YOUR OBJECTIVE:
Locate all lines in the data below that hold "github" and show them.

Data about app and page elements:
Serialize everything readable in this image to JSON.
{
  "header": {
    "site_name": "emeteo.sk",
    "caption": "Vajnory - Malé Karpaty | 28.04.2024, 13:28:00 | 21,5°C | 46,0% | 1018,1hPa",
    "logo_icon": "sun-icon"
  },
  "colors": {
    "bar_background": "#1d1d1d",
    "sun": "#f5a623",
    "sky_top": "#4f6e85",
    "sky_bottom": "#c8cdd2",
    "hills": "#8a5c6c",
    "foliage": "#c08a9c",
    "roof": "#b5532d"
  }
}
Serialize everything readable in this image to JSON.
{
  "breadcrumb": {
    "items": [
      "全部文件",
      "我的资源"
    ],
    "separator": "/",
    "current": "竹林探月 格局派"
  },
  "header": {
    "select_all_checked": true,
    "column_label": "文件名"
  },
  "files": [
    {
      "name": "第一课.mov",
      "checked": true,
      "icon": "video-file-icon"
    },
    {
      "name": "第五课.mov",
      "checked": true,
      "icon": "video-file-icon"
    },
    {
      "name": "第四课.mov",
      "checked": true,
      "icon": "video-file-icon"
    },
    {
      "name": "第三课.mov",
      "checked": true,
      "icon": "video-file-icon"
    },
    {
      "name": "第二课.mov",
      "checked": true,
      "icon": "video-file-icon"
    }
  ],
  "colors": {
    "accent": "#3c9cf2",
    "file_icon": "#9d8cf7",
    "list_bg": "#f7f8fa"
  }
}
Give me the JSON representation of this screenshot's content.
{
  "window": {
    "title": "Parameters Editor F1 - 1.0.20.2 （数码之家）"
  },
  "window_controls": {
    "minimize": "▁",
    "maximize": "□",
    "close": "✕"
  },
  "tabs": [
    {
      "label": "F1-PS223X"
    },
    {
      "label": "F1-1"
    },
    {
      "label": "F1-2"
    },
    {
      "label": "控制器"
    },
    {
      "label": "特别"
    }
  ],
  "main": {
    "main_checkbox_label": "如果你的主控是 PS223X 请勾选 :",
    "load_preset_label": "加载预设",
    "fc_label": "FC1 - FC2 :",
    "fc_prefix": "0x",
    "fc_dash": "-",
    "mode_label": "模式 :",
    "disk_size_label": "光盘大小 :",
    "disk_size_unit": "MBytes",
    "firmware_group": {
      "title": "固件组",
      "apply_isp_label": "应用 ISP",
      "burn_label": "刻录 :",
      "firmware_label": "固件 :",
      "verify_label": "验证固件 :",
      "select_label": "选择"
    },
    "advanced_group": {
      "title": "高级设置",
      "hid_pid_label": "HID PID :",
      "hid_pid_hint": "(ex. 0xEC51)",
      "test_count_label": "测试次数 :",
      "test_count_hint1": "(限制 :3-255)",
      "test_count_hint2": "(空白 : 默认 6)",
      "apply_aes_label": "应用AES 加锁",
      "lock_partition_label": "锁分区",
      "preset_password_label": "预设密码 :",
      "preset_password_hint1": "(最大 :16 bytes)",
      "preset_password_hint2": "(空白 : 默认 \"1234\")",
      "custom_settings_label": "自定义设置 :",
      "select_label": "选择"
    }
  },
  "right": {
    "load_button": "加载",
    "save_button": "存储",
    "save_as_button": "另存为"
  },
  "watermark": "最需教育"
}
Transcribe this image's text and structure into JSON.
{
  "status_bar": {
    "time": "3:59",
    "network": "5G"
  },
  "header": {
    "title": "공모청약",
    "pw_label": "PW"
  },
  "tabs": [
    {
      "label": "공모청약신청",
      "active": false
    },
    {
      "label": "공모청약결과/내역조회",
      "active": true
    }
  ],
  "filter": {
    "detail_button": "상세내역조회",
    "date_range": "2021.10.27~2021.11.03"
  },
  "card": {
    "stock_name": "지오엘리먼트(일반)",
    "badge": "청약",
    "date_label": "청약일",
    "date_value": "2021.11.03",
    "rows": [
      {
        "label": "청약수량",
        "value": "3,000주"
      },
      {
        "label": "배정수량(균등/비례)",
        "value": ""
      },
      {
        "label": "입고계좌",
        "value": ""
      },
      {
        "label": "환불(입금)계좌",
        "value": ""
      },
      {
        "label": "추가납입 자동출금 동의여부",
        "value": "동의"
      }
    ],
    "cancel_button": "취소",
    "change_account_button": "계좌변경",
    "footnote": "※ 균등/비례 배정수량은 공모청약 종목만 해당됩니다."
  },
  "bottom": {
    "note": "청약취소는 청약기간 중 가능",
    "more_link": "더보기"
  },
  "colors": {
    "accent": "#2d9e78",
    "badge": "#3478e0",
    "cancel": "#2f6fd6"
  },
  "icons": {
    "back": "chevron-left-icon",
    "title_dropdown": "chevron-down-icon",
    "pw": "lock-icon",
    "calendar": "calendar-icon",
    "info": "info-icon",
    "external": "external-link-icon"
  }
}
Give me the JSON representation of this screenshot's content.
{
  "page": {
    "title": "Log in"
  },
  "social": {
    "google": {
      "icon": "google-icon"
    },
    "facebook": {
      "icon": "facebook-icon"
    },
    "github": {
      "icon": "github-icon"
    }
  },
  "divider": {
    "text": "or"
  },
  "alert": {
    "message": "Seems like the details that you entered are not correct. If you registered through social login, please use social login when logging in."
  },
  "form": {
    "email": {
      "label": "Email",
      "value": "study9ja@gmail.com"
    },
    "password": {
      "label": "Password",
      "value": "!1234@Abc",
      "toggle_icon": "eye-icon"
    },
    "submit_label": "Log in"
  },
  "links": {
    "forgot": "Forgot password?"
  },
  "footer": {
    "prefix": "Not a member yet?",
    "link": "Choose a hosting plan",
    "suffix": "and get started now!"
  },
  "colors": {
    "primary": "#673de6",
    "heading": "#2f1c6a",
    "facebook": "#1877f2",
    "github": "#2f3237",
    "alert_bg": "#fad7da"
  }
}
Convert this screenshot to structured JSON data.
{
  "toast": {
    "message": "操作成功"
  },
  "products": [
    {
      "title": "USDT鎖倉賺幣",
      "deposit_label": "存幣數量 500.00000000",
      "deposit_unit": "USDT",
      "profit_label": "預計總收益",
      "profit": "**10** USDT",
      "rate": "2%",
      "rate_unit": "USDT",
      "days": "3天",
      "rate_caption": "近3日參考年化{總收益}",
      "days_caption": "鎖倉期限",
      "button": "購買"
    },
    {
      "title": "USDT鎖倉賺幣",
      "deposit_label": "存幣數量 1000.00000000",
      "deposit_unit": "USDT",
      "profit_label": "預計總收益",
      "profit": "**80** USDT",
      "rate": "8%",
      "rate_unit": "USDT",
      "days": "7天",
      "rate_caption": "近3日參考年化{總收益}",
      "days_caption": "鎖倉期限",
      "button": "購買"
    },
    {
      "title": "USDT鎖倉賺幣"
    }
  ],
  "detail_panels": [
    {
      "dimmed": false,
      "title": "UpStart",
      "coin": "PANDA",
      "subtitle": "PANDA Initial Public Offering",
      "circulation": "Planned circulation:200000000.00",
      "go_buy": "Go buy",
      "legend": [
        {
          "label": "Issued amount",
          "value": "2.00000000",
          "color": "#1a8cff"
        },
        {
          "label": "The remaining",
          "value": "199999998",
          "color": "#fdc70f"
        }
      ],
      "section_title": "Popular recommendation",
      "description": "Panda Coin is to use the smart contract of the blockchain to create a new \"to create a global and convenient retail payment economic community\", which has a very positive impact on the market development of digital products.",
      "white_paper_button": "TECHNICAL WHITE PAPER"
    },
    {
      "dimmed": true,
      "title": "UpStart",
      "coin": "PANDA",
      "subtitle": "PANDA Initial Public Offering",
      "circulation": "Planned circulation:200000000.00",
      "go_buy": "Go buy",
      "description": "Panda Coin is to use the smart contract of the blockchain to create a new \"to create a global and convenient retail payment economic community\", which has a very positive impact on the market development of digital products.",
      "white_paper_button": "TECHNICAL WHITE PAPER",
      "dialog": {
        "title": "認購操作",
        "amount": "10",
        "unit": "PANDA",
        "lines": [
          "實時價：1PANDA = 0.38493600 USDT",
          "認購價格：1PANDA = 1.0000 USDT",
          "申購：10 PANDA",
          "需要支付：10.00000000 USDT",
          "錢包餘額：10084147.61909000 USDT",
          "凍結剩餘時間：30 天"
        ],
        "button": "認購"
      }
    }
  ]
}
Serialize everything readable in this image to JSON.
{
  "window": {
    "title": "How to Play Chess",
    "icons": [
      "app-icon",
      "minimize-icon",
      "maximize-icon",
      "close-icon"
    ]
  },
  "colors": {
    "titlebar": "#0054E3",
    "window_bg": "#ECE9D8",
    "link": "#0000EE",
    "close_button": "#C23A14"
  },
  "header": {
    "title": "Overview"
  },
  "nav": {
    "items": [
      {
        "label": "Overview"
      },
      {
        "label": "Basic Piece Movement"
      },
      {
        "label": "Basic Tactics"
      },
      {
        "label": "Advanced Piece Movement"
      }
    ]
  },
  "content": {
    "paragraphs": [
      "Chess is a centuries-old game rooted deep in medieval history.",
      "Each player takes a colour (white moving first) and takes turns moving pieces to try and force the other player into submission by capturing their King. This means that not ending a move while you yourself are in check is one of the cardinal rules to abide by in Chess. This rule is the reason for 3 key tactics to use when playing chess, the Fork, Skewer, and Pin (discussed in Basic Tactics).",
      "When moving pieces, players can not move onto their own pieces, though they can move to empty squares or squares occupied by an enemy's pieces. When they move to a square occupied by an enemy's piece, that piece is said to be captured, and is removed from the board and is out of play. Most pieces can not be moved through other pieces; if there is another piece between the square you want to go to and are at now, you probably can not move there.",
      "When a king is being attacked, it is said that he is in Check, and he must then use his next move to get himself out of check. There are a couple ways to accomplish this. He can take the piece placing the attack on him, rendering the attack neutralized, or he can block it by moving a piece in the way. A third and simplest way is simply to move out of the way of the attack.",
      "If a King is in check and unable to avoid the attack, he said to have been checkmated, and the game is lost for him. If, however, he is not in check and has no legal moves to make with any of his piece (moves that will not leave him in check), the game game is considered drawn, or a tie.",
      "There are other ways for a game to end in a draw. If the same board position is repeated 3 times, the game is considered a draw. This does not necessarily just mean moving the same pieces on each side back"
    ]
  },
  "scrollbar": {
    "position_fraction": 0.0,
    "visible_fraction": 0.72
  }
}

SOLUTION TO THIS EXERCISE:
    "github": {
      "icon": "github-icon"
    "github": "#2f3237",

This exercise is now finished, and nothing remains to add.